**REQUIRED WORK**
If a line in the records below contains the word "boot", copy it out.

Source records
↓↓↓

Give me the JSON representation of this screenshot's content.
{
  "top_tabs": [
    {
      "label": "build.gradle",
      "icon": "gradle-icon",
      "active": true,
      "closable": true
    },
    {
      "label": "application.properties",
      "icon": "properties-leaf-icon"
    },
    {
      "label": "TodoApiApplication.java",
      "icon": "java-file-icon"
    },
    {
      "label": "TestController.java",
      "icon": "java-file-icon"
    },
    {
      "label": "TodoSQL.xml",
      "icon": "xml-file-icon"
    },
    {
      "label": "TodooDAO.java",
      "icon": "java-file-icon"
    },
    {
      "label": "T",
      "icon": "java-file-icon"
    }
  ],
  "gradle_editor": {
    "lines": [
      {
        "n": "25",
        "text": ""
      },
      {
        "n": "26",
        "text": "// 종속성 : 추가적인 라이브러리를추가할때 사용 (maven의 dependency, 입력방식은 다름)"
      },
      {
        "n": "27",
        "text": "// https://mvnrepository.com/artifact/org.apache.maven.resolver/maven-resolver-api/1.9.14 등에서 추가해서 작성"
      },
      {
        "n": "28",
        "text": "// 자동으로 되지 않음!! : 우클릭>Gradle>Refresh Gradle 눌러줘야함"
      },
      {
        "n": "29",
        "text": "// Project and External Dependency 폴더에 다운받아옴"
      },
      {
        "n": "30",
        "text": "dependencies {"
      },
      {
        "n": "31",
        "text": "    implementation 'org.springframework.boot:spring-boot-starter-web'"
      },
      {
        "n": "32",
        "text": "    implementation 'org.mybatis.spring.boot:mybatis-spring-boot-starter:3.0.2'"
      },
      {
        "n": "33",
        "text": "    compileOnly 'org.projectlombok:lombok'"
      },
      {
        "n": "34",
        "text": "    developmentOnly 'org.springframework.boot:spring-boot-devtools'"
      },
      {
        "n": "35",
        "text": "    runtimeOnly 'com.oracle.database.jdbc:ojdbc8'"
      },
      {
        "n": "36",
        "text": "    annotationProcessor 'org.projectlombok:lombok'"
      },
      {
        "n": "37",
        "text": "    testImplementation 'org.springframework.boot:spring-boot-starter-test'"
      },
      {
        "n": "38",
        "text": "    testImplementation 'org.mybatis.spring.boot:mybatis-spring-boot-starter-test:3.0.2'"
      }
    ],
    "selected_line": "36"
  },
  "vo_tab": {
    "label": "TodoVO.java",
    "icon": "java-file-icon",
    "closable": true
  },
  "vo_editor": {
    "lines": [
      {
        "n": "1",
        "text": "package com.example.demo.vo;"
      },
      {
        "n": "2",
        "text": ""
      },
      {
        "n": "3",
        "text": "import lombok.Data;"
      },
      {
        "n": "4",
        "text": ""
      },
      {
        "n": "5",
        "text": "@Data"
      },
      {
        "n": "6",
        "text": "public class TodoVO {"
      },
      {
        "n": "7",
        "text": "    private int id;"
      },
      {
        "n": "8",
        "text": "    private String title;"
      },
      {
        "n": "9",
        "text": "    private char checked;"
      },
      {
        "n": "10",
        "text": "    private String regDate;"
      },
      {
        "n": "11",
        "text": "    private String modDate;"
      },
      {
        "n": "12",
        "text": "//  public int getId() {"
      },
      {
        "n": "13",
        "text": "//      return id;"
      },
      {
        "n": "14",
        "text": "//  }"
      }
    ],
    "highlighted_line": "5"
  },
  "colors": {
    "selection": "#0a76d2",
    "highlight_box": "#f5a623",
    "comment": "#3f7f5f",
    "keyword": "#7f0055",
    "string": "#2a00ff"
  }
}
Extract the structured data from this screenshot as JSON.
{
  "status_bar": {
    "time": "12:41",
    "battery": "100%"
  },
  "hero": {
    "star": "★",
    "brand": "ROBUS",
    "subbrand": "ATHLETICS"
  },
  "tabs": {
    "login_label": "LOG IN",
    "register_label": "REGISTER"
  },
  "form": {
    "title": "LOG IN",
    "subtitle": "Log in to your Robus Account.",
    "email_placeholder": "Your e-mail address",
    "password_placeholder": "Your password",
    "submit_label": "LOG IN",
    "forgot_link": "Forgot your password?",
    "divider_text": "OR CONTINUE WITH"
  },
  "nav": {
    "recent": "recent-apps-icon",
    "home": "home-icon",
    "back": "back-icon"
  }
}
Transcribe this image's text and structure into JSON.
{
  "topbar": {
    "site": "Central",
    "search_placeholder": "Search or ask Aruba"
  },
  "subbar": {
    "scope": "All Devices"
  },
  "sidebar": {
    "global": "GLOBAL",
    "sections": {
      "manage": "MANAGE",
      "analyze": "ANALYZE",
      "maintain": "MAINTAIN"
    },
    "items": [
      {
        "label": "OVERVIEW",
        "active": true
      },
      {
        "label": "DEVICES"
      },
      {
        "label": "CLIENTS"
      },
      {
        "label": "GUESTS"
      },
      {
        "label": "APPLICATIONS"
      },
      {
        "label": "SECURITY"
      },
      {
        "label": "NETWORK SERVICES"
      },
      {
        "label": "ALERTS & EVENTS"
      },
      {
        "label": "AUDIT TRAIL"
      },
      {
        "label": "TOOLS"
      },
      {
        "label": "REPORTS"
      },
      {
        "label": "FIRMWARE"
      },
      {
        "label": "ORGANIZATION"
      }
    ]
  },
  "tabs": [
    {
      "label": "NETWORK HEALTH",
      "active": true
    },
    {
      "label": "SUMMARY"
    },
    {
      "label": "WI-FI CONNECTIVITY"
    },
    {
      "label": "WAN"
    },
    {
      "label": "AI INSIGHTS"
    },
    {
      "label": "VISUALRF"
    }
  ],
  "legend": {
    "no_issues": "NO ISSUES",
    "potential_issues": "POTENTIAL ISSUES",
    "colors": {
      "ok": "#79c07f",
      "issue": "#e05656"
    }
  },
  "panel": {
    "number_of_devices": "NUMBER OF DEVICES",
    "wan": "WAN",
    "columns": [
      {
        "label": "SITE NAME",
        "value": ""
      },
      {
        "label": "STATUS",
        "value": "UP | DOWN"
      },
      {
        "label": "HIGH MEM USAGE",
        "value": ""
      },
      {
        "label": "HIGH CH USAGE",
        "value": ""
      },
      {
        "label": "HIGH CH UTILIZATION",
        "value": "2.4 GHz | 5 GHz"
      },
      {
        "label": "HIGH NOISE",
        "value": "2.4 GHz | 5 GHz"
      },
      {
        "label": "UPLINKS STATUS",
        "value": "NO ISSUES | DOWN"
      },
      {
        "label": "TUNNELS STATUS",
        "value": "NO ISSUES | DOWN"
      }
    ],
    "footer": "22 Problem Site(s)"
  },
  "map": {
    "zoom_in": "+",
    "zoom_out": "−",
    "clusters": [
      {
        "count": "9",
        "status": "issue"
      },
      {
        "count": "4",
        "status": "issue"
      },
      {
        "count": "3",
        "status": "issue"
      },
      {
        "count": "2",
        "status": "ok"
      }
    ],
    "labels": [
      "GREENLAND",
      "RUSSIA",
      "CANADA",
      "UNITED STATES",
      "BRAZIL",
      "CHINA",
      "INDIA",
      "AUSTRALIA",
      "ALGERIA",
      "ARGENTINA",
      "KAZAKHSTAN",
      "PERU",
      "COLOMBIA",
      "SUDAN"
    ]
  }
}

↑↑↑

**REPLY TO THE TASK**
        "text": "    implementation 'org.springframework.boot:spring-boot-starter-web'"
        "text": "    implementation 'org.mybatis.spring.boot:mybatis-spring-boot-starter:3.0.2'"
        "text": "    developmentOnly 'org.springframework.boot:spring-boot-devtools'"
        "text": "    testImplementation 'org.springframework.boot:spring-boot-starter-test'"
        "text": "    testImplementation 'org.mybatis.spring.boot:mybatis-spring-boot-starter-test:3.0.2'"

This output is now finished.